My Canadian friend Alan Cassels co-authors a column in the Toronto Globe and Mail about how drug companies have countered news about what Vitamin D can do. Excerpt:
"...For decades, the data have been building, showing that larger amounts of vitamin D are good for you. Animal studies and large human studies have shown that taking a lot more vitamin D than 400 units is both safe and beneficial.
You don't have to dig too deeply to find evidence that the drug companies habitually wield science in a way that benefits, above all, their investors. Spinning the science has shaped the minds of regulators, members of the medical profession and, of course, the consumer against this simple, cheap and remarkably effective vitamin.
But how might the thinking unroll in the executive suite of a large company manufacturing patented drugs?
First: You know vitamin D is good, but you can't make any money out of it because you can't patent the damn stuff. No promise of sizable profits means unhappy shareholders. Can't have that.
Second: If vitamin D actually stops people from getting sick, it can take a serious chunk out of the market for the patented medicines we currently make. Can't have that, either.

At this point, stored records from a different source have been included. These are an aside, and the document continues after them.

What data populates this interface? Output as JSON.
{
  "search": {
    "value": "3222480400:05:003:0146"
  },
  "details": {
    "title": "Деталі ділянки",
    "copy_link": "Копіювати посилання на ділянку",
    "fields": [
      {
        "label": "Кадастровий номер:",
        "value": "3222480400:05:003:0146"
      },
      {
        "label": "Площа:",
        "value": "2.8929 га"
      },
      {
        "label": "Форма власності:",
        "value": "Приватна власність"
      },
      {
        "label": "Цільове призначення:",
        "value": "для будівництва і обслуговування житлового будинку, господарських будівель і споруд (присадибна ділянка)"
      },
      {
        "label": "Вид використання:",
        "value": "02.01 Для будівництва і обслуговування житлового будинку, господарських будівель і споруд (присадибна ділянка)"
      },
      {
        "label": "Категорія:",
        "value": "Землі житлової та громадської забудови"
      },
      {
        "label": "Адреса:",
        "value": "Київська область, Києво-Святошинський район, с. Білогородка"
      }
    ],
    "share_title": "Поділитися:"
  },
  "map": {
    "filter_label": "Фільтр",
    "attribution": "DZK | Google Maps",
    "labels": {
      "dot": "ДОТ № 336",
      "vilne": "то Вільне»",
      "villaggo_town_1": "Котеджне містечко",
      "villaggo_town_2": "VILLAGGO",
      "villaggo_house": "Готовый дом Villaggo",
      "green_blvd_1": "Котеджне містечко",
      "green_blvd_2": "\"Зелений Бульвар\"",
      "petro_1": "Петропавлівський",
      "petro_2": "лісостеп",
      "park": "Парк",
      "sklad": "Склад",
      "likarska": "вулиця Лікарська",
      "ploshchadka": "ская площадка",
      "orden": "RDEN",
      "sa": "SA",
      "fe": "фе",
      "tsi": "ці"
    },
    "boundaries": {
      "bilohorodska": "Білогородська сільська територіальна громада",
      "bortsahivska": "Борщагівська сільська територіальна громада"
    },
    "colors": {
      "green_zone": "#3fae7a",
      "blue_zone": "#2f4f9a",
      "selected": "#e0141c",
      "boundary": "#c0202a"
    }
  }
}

Third: If people increase their production or intake of vitamin D (and a host of other key nutrients, through diet and lifestyle, or supplements), they might stop worrying so much about their health. So, the market for fear-based products —drugs that lower "nasty" cholesterol, alter blood pressure and improve blood sugar — could well shrink. This is definitely not good for shareholders.
Given this fact pattern, how have the leaders in corporate medicine responded to this potentially difficult competitor?
First: They've worked on promoting the message with regulators and doctors (and you, dear reader) saying too much vitamin D could be bad for you. Reinforcing the "recommended daily allowance" message (despite being based on outdated and unscientific assertions) prevents people from taking vitamins in doses large enough to compete with patented products. Despite scant evidence to this effect, they've suggested that a host of micro-nutrients will make people sick if taken in too large amounts.
Second: They've played down the dangers associated with patented products with the message that prescribed drugs must be "safe" because they are rigorously studied by our companies, approved by Health Canada, prescribed by competent physicians and dispensed by helpful pharmacists. You can't say the same about vitamin D, right?
Third: They've used their giant drug studies (which the regulator requires them to do, in order to license their patented medicine) and flooded medical journals, inserted themselves into physician education and made sure the media got the right spin on those products. The punchline: Drug good, vitamin bad."
Lots of interesting reader comments are linked at the end of the online column. One writes, "MUCH better use of valuable space in the (paper) than all that crap about Paris whats-her-name."